» Extracted records:
────────────────
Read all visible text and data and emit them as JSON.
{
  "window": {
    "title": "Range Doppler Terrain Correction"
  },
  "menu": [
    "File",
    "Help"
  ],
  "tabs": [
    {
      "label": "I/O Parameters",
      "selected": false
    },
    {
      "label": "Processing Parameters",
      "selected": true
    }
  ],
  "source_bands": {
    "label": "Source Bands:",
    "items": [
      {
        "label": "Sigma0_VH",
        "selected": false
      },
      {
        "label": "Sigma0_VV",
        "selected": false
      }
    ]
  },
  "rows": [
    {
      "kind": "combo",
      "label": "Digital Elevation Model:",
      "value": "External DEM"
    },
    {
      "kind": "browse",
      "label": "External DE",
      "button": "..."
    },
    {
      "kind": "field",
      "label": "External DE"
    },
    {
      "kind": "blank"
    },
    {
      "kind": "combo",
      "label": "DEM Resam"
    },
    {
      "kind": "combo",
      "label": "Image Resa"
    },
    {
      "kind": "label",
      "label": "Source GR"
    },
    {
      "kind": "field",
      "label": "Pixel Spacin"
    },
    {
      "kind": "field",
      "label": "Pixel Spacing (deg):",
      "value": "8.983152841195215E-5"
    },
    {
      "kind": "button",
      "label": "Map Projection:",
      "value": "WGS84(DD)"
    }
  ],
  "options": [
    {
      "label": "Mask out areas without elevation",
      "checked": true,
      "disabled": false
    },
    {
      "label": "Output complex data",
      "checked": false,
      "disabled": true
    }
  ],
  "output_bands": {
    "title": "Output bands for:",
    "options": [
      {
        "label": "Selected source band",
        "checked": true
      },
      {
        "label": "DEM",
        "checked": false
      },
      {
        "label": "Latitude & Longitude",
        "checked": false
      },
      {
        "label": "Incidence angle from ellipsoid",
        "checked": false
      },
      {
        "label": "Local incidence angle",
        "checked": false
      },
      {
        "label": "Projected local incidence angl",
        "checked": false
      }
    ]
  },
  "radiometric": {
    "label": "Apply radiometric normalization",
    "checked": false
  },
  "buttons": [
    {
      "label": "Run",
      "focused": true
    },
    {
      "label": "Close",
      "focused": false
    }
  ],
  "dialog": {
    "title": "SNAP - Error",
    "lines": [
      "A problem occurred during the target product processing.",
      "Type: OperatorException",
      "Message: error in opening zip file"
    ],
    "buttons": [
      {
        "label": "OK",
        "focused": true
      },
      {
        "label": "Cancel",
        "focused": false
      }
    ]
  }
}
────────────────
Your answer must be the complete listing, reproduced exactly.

» Exercise answer:
Read all visible text and data and emit them as JSON.
{
  "window": {
    "title": "Range Doppler Terrain Correction"
  },
  "menu": [
    "File",
    "Help"
  ],
  "tabs": [
    {
      "label": "I/O Parameters",
      "selected": false
    },
    {
      "label": "Processing Parameters",
      "selected": true
    }
  ],
  "source_bands": {
    "label": "Source Bands:",
    "items": [
      {
        "label": "Sigma0_VH",
        "selected": false
      },
      {
        "label": "Sigma0_VV",
        "selected": false
      }
    ]
  },
  "rows": [
    {
      "kind": "combo",
      "label": "Digital Elevation Model:",
      "value": "External DEM"
    },
    {
      "kind": "browse",
      "label": "External DE",
      "button": "..."
    },
    {
      "kind": "field",
      "label": "External DE"
    },
    {
      "kind": "blank"
    },
    {
      "kind": "combo",
      "label": "DEM Resam"
    },
    {
      "kind": "combo",
      "label": "Image Resa"
    },
    {
      "kind": "label",
      "label": "Source GR"
    },
    {
      "kind": "field",
      "label": "Pixel Spacin"
    },
    {
      "kind": "field",
      "label": "Pixel Spacing (deg):",
      "value": "8.983152841195215E-5"
    },
    {
      "kind": "button",
      "label": "Map Projection:",
      "value": "WGS84(DD)"
    }
  ],
  "options": [
    {
      "label": "Mask out areas without elevation",
      "checked": true,
      "disabled": false
    },
    {
      "label": "Output complex data",
      "checked": false,
      "disabled": true
    }
  ],
  "output_bands": {
    "title": "Output bands for:",
    "options": [
      {
        "label": "Selected source band",
        "checked": true
      },
      {
        "label": "DEM",
        "checked": false
      },
      {
        "label": "Latitude & Longitude",
        "checked": false
      },
      {
        "label": "Incidence angle from ellipsoid",
        "checked": false
      },
      {
        "label": "Local incidence angle",
        "checked": false
      },
      {
        "label": "Projected local incidence angl",
        "checked": false
      }
    ]
  },
  "radiometric": {
    "label": "Apply radiometric normalization",
    "checked": false
  },
  "buttons": [
    {
      "label": "Run",
      "focused": true
    },
    {
      "label": "Close",
      "focused": false
    }
  ],
  "dialog": {
    "title": "SNAP - Error",
    "lines": [
      "A problem occurred during the target product processing.",
      "Type: OperatorException",
      "Message: error in opening zip file"
    ],
    "buttons": [
      {
        "label": "OK",
        "focused": true
      },
      {
        "label": "Cancel",
        "focused": false
      }
    ]
  }
}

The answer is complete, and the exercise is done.